No doubt, the digital world is a critical part of promoting and maintaining your brand— websites, apps, email, social media, digital advertising and automated customer support systems all provide value and can improve targeting while reducing costs. Brands and branding are becoming more digital every minute.
But don’t forget the analog part of your brand, in particular, the importance of real-time human interaction. It’s been estimated that businesses now have just 1/20th the amount of direct person-to-person interaction compared to 25 years ago. Phone calls and meetings with clients have been replaced by emails, texts, or voicemail. Interactions with customer service often start with a simulated human asking for voice or keypad prompts and trying to direct you to an automated conclusion, where possible.
Is it just me, or does something ring inherently false when a recorded voice says, “We value you as our customer, so please select from the following options”?
Turns out, it’s not just me (which is a relief), and not just my generation (which I am stuck with). In a 2015 research report titled, “The Millennial Surprise,” Mattersight Corporation found that large percentages of this age group preferred person-to-person interaction over digital options in many instances. “Despite growing up in the digital age, millennials haven’t abandoned person-to-person contact,” said Mattersight CEO Kelly Conway in a PR Newser article. “Contrary to popular belief, we found that most millennials prefer to communicate in-person and over the phone because it allows them to have the most meaningful conversations.”
Some key findings from the survey of more than 1,000 millennials: 85 percent said that they prefer to meet and communicate in person with coworkers. The next most preferred means of communication at work was a virtual tie between email and phone.
Only one percent of the millennials surveyed preferred to contact a brand on social media for customer service purposes. Fifty-six percent indicated they would rather call a customer service number and talk to a real person. Another 25 percent preferred email contact.
Put another way, this rising generation of workers and consumers is, arguably, more social than ever, but prefers a substantial dose of human contact in the mix. As Mr. Conway noted, they see the most meaningful conversations coming in-person or by phone, not by Facebook or Twitter. Think what that means to the world of brands. While many companies may be seeking to digitize and automate their brand experience in the name of efficiency and reach, consumers of all generations are likely hungry for real humanity, and not a virtual version of it.
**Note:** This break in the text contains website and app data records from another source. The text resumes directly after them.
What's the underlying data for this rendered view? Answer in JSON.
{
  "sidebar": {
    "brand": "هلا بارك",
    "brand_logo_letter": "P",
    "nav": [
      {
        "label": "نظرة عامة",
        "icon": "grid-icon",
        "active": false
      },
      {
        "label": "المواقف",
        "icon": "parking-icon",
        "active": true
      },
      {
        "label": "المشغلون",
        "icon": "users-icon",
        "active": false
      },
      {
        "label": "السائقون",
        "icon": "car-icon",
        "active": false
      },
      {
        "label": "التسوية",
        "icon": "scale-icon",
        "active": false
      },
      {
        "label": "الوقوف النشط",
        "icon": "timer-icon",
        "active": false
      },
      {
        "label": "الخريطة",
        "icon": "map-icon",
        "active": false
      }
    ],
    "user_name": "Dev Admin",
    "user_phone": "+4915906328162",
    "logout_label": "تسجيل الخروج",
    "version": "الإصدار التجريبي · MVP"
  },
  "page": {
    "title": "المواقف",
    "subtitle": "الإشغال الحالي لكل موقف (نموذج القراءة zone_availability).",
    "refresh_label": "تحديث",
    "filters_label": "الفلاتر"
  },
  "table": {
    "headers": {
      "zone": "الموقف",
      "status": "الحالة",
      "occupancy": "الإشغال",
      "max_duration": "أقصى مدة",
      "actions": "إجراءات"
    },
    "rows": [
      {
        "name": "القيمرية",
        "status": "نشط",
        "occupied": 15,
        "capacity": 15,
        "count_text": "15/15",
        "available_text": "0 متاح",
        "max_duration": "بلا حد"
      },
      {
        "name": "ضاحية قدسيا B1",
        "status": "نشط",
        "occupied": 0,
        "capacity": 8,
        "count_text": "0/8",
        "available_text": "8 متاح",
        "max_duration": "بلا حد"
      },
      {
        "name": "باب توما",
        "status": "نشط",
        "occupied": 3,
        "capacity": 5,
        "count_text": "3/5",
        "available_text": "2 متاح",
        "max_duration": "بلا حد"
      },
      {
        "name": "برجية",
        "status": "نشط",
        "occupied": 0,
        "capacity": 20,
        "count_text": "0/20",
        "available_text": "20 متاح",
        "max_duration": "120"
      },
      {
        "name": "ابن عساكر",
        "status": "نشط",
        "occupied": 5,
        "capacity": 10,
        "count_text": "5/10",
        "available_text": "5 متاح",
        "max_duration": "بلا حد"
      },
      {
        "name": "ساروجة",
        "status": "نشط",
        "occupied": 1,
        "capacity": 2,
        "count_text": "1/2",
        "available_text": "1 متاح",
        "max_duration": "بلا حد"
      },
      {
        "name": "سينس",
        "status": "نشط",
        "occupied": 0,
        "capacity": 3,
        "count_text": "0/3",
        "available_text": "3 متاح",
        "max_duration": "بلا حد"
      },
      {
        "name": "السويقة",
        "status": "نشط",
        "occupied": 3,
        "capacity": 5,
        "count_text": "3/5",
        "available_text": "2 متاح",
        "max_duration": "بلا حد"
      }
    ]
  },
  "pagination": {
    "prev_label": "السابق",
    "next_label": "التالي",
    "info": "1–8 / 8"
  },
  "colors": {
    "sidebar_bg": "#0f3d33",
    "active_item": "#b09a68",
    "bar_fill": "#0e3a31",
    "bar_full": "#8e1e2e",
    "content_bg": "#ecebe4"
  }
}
We don’t want to press # for more options. We want to speak to a real person about a problem, or maybe ask a question that we don’t quite know how to put into words that match the programming of a voice-recognition system. Companies and brands that provide a ready option of real-time human contact may well establish a stronger loyalty than those that resist it.
A real wild card in this continued desire for human interaction is the burgeoning field of artificial intelligence systems. Look for these devices—like Echo from Amazon—to attempt to imitate human interactions better than ever before. Of course, we’ll know it isn’t real so we’ll still favor real people, right? Right? (Please press 1 if you agree, or 2 if you disagree, press 3 if you…)